Producers wishing to no-till corn into rye harvested for silage are sometimes concerned with rye regrowth. How long must you delay a burndown herbicide application after chopping rye to effectively prevent regrowth? Many years ago, we conducted a small experiment at our Rock Springs Agronomy Farm examining several herbicide treatments. The rye was chopped to about a 2-inch stubble height on May 5, while in the early head stage of development. Glyphosate was applied at 0.75 lb ae/acre (32 oz glyphosate 4L product) and Gramoxone was applied at 0.5 lb ai/acre (equivalent to 1.3 pt Gramoxone 3.0 SL) to the rye stubble at three different times following harvest. Glyphosate or Gramoxone were also applied with 1.1 lb/acre atrazine 90DF. The herbicides were applied the same day (0 day), 3 days, and 7 days following rye harvest. Rye regrowth was visually evaluated in each herbicide treatment/timing and also harvested approximately 6 weeks after the burndown herbicides were applied. No crop was planted in this experiment.
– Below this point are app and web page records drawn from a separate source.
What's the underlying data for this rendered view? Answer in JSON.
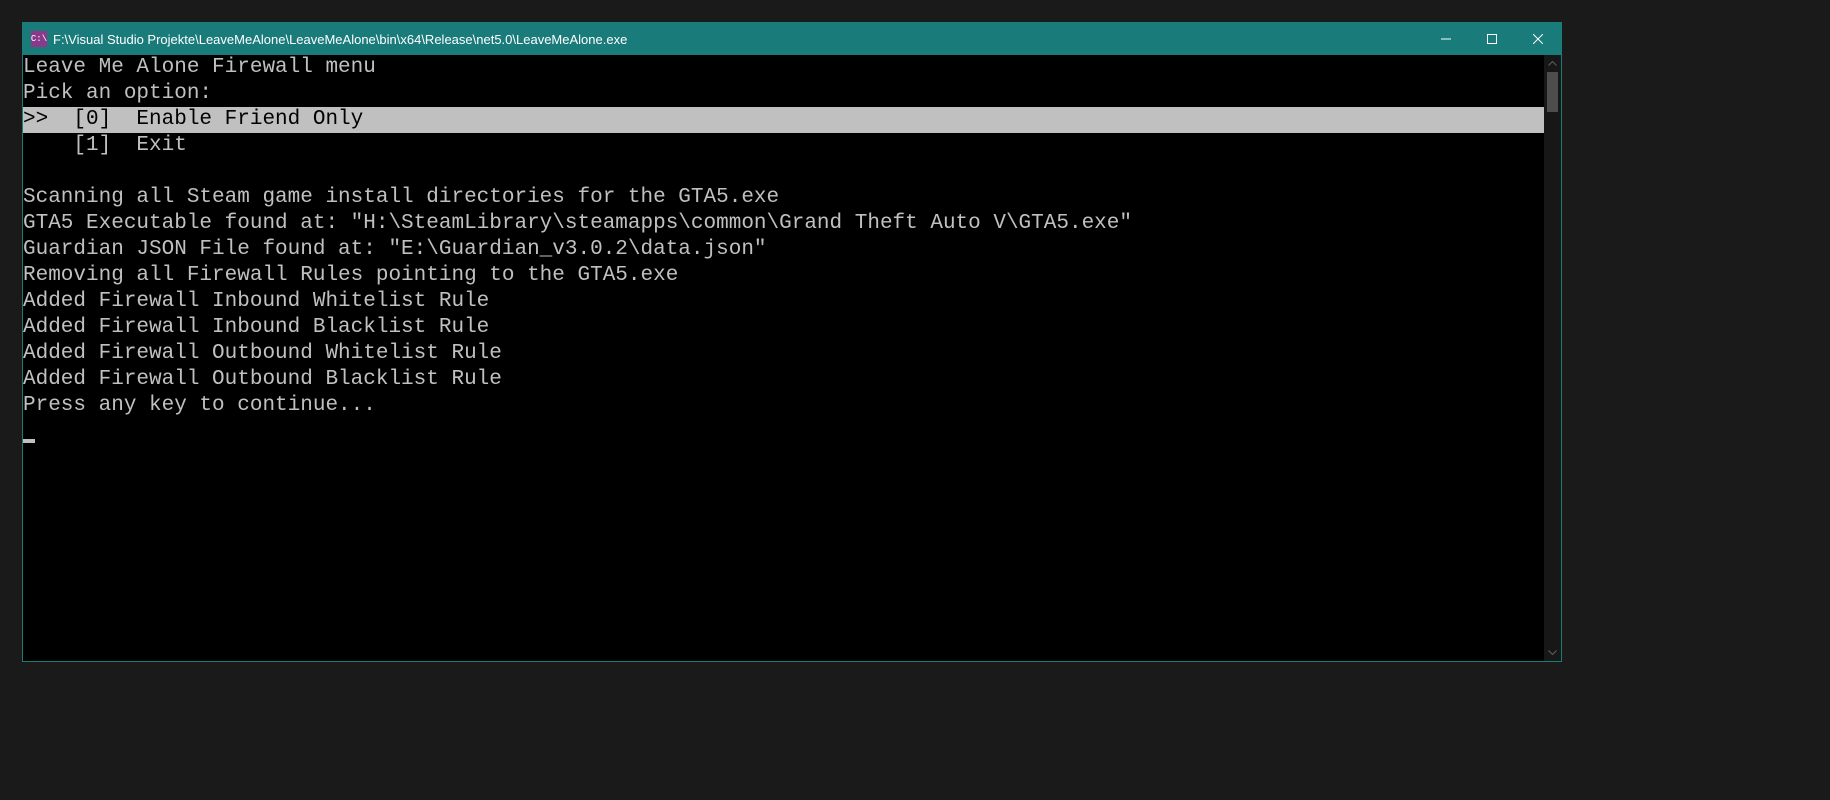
{
  "titlebar": {
    "icon_text": "C:\\",
    "title": "F:\\Visual Studio Projekte\\LeaveMeAlone\\LeaveMeAlone\\bin\\x64\\Release\\net5.0\\LeaveMeAlone.exe"
  },
  "console": {
    "lines": [
      {
        "text": "Leave Me Alone Firewall menu",
        "highlighted": false
      },
      {
        "text": "Pick an option:",
        "highlighted": false
      },
      {
        "text": ">>  [0]  Enable Friend Only",
        "highlighted": true
      },
      {
        "text": "    [1]  Exit",
        "highlighted": false
      },
      {
        "text": "",
        "highlighted": false
      },
      {
        "text": "Scanning all Steam game install directories for the GTA5.exe",
        "highlighted": false
      },
      {
        "text": "GTA5 Executable found at: \"H:\\SteamLibrary\\steamapps\\common\\Grand Theft Auto V\\GTA5.exe\"",
        "highlighted": false
      },
      {
        "text": "Guardian JSON File found at: \"E:\\Guardian_v3.0.2\\data.json\"",
        "highlighted": false
      },
      {
        "text": "Removing all Firewall Rules pointing to the GTA5.exe",
        "highlighted": false
      },
      {
        "text": "Added Firewall Inbound Whitelist Rule",
        "highlighted": false
      },
      {
        "text": "Added Firewall Inbound Blacklist Rule",
        "highlighted": false
      },
      {
        "text": "Added Firewall Outbound Whitelist Rule",
        "highlighted": false
      },
      {
        "text": "Added Firewall Outbound Blacklist Rule",
        "highlighted": false
      },
      {
        "text": "Press any key to continue...",
        "highlighted": false
      }
    ]
  }
}
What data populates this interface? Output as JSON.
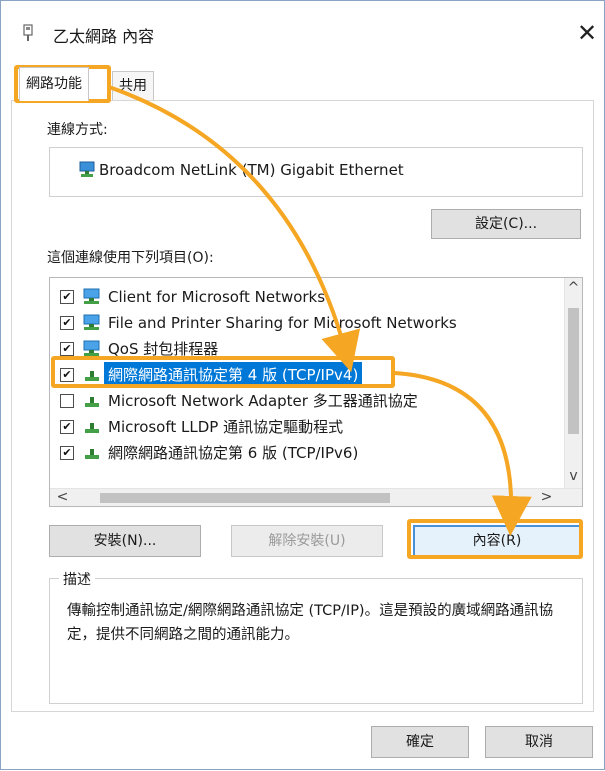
{
  "window": {
    "title": "乙太網路 內容",
    "close_glyph": "✕"
  },
  "tabs": [
    {
      "label": "網路功能",
      "active": true
    },
    {
      "label": "共用",
      "active": false
    }
  ],
  "connect_using": {
    "label": "連線方式:",
    "adapter": "Broadcom NetLink (TM) Gigabit Ethernet",
    "configure_button": "設定(C)..."
  },
  "items": {
    "label": "這個連線使用下列項目(O):",
    "list": [
      {
        "text": "Client for Microsoft Networks",
        "checked": true,
        "icon": "network-client-icon"
      },
      {
        "text": "File and Printer Sharing for Microsoft Networks",
        "checked": true,
        "icon": "network-client-icon"
      },
      {
        "text": "QoS 封包排程器",
        "checked": true,
        "icon": "network-client-icon"
      },
      {
        "text": "網際網路通訊協定第 4 版 (TCP/IPv4)",
        "checked": true,
        "icon": "protocol-icon",
        "selected": true
      },
      {
        "text": "Microsoft Network Adapter 多工器通訊協定",
        "checked": false,
        "icon": "protocol-icon"
      },
      {
        "text": "Microsoft LLDP 通訊協定驅動程式",
        "checked": true,
        "icon": "protocol-icon"
      },
      {
        "text": "網際網路通訊協定第 6 版 (TCP/IPv6)",
        "checked": true,
        "icon": "protocol-icon"
      }
    ],
    "check_glyph": "✔"
  },
  "buttons": {
    "install": "安裝(N)...",
    "uninstall": "解除安裝(U)",
    "properties": "內容(R)",
    "ok": "確定",
    "cancel": "取消"
  },
  "description": {
    "legend": "描述",
    "text": "傳輸控制通訊協定/網際網路通訊協定 (TCP/IP)。這是預設的廣域網路通訊協定，提供不同網路之間的通訊能力。"
  },
  "scroll": {
    "up": "^",
    "down": "v",
    "left": "<",
    "right": ">"
  },
  "colors": {
    "highlight": "#f5a623",
    "selection": "#0078d7"
  }
}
No rainfall was received until about 15 days after harvest which likely impacted our results. Glyphosate alone and with atrazine effectively killed the rye regardless of timing (see following table). Apparently, an adequate amount of green leaf tissue was present at the base of the plants to absorb the systemic herbicide. The addition of atrazine did not improve or reduce control with glyphosate. For the most part, Gramoxone was less effective for control of rye than glyphosate. Gramoxone applied the day of planting and 7 days after planting was sometimes better than the 3 day after harvest treatment, probably because of subsequent plant stress that developed following the mowing. Adding atrazine to Gramoxone either improved or did not affect rye control. With more timely rainfall following the herbicide applications, the addition of atrazine should have greatly improved control with Gramoxone. Also, a higher rate of Gramoxone SL 3.0 (2.7 pt/acre) should improve performance.
This study demonstrates the superior performance of a systemic herbicide (glyphosate) compared to a contact herbicide (Gramoxone) in this type of application. Delaying application following harvest may not be a concern if cutting height and the presence of healthy basal leaves at application time ensures adequate control with glyphosate.
Effect of herbicide and application timing on control of rye regrowth at Rock Springs. Plots were evaluated about six weeks after rye harvest.
|Herbicide||Rate (product/A)||Timing||% Regrowth*|
|Glyphosate 4L||1.0 qt||0 day||0 a|
|Glyphosate 4L + atrazine 90DF||1.0 qt + 1.1 lb||0 day||0 a|
|Gramoxone** + NIS||1.3 pt + 0.25%||0 day||22 de|
|Gramoxone + NIS+ atrazine 90DF||1.3 pt + 0.25% + 1.1 lb||0 day||15 cd|
|Glyphosate 4L||1.0 qt||3 days||4 ab|
|Glyphosate 4L + atrazine 90DF||1.0 qt + 1.1 lb||3 days||6 ab|
|Gramoxone + NIS||1.3 pt + 0.25%||3 days||47 f|
|Gramoxone + NIS+ atrazine 90DF||1.3 pt + 0.25% + 1.1 lb||3 days||25 e|
|Glyphosate 4L||1.0 qt||7 days||8 abc|
|Glyphosate 4L + atrazine 90DF||1.0 qt + 1.1 lb||7 days||2 a|
|Gramoxone + NIS||1.3 pt + 0.25%||7 days||17 cde|
|Gramoxone + NIS+ atrazine 90DF||1.3 pt + 0.25% + 1.1 lb||7 days||12 bc|